Free Resource: Use this free downloadable template to keep track of important information about journals in your field. It will serve as a great reference when choosing your journal.
2. It helps ensure that your paper is appropriate and will be considered by a given journal. Many researchers make the mistake of submitting to a journal that is not suitable for their research. If you will invest some consideration at the start to make sure that your research is aligned with the right journal, you can more likely to avoid being rejected.
3. It gives you more time to secure funding for the publication costs of the journal. Some universities have set aside funds to cover article processing charges (APCs), but many require that researchers apply for this funding. The further in advance that you know the journal that you will be submitting to, the sooner you can submit your application for these funds.
How Journal Choice Impacts Your Experimental Design
As mentioned, your journal choice can even affect the details of your experiments, so it is helpful to know the journal you will be submitting to before finishing your experiments. Here are some ways your research could be impacted:
1. Number of survey or trial participants. If you are conducting a survey or trial, some journals have requirements on the number of participants that should be included.

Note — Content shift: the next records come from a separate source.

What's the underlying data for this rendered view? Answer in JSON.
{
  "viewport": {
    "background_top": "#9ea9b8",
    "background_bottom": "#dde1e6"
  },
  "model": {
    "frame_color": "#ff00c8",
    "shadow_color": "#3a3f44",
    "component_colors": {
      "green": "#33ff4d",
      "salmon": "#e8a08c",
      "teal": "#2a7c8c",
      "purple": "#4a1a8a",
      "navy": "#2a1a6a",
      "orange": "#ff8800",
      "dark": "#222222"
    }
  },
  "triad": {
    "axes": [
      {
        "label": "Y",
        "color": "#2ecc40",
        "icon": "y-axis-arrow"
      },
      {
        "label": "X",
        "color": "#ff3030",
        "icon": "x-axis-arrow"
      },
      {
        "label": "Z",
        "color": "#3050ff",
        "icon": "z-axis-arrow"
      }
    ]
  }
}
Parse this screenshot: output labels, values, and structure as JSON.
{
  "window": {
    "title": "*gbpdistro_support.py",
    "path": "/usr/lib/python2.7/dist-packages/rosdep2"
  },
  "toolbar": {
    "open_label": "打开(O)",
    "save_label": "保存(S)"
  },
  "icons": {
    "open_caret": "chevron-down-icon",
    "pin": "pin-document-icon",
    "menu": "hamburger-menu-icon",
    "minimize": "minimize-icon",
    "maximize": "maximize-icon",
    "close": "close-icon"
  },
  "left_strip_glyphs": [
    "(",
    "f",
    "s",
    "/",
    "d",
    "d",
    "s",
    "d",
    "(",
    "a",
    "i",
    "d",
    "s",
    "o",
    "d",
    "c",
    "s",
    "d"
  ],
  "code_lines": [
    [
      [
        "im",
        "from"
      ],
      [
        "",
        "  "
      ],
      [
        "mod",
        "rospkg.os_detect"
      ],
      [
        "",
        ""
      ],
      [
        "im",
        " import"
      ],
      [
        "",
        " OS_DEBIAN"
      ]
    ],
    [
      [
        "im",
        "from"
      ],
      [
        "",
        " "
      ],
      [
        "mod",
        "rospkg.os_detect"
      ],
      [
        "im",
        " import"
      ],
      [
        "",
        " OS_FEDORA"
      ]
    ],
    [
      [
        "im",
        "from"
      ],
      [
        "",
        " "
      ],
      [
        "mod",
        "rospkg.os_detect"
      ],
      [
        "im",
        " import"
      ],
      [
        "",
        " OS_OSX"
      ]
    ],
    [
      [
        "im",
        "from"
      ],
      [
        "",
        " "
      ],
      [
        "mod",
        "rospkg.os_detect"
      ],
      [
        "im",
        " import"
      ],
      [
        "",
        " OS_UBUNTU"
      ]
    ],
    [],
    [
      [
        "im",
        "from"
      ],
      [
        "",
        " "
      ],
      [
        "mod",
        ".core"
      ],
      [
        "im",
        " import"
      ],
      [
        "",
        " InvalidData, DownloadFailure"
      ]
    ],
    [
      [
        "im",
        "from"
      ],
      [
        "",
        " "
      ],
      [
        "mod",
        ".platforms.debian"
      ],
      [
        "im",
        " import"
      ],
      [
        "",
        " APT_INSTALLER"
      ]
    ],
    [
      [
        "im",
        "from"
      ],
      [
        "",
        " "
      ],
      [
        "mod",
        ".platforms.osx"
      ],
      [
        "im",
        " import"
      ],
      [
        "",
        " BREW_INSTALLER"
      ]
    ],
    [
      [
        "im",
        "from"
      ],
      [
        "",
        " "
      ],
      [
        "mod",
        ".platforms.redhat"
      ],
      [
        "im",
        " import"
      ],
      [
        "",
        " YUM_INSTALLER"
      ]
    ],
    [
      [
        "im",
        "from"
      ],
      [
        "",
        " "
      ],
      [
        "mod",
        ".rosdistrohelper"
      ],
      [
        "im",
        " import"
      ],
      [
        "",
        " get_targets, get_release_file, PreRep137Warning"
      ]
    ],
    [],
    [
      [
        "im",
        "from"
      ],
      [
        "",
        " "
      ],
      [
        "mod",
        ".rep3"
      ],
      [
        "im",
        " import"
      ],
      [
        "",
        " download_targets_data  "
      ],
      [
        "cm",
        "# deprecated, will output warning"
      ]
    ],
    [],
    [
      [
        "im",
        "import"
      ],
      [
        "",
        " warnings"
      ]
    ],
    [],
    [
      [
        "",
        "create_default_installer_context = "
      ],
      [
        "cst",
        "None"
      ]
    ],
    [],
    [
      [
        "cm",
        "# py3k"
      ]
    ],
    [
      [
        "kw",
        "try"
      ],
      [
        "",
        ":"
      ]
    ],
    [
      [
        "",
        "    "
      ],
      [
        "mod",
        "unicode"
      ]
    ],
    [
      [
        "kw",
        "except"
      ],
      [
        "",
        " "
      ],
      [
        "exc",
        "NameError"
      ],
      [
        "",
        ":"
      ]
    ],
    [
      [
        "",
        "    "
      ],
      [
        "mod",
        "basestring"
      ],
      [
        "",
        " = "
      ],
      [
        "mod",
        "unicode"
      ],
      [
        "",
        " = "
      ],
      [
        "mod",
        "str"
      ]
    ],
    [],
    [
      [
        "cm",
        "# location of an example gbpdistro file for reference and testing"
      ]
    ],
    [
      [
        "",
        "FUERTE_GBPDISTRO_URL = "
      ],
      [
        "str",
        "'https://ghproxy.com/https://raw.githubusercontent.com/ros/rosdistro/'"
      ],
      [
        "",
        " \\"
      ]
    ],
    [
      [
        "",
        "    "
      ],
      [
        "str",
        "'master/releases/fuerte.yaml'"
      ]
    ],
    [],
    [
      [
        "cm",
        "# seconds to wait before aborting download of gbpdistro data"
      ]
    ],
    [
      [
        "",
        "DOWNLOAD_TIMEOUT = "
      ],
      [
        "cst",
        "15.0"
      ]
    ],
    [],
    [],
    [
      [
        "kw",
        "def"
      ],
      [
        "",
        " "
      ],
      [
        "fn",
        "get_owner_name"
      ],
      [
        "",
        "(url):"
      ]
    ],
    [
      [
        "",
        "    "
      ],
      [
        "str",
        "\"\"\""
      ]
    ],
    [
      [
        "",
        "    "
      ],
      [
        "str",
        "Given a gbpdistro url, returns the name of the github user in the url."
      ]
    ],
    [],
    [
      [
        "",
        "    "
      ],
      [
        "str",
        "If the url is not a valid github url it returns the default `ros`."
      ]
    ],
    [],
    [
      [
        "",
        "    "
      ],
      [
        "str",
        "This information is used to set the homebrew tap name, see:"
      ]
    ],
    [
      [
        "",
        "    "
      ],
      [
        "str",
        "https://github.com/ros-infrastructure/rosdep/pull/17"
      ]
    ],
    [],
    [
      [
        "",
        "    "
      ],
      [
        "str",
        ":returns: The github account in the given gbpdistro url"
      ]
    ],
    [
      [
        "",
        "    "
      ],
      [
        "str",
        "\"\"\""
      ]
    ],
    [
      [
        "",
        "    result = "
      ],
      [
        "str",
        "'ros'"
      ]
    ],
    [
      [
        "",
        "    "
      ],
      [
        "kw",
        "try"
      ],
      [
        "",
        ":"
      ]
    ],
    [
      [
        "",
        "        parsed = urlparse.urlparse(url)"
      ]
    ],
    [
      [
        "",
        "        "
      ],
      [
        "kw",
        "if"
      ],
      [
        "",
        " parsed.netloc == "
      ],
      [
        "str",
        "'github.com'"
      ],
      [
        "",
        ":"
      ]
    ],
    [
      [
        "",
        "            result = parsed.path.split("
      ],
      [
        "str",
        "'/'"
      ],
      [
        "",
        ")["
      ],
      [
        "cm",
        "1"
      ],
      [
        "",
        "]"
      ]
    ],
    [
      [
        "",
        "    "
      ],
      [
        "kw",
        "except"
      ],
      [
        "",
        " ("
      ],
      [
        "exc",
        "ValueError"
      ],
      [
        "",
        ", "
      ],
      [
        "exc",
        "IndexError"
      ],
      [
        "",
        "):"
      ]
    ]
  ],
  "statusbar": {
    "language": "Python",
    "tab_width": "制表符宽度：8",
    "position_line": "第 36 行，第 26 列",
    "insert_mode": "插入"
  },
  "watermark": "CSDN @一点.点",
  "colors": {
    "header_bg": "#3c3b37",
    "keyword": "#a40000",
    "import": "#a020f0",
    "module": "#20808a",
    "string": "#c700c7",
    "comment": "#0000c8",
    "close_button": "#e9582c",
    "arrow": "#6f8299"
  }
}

Check to see if the journal you plan to submit to does, and plan accordingly.
2. What experiments you choose to highlight. Although you carry out many experiments, the experiments you choose to make front and center in your manuscript will depend on your target journal’s audience and its aims and scope. Submitting to a proteomics journal will require a greater focus on your methods and the full range of proteins you discovered compared to submitting to a general microbiology journal, for example.
3. Data availability. A journal’s guidelines on data availability will let you know how rigorous you need to be in how you organize your data. Of course, it’s best practice to make all data available, but you may wish to use a particular template or spend more time annotating your data if it will be housed in a prominent place by the journal.
How Journal Choice Affects Parts of Your Manuscript
Choosing a journal before you complete your experiments is ideal; however, choosing a journal before you write your research manuscript is critical. Here are some aspects of your paper that the journal may impact.
1. Figures. As you create your figures, you should look to the journal to answer questions about color, figure width, and font size and type. If the journal doesn’t provide specifications about some of these, you can use general guidelines. However, it is important to check the journal’s guidelines first. (Find out some general guidelines and more in our free guide, Creating Effective Figures for Scientific Publication.)
2. Results and Discussion sections. The journal will determine if these sections are combined or if they are separate. You will save yourself time in planning and writing by knowing ahead of time.
3. How you write for your audience. Different journals have different audiences. When writing your manuscript, consider your audience and the appropriate background information and implications that you should include.
This list of how your paper may be impacted is not all-inclusive. Other items that could be shaped by a journal include your abstract and reference style. If you know the guidelines before you begin writing, you can do it right the first time.
Use this downloadable template to keep track of important details about journals in your field. You can come back to it each time you start a new paper.
Read tips on how to assess an individual journal’s fit for your paper, and learn how to avoid questionable journals.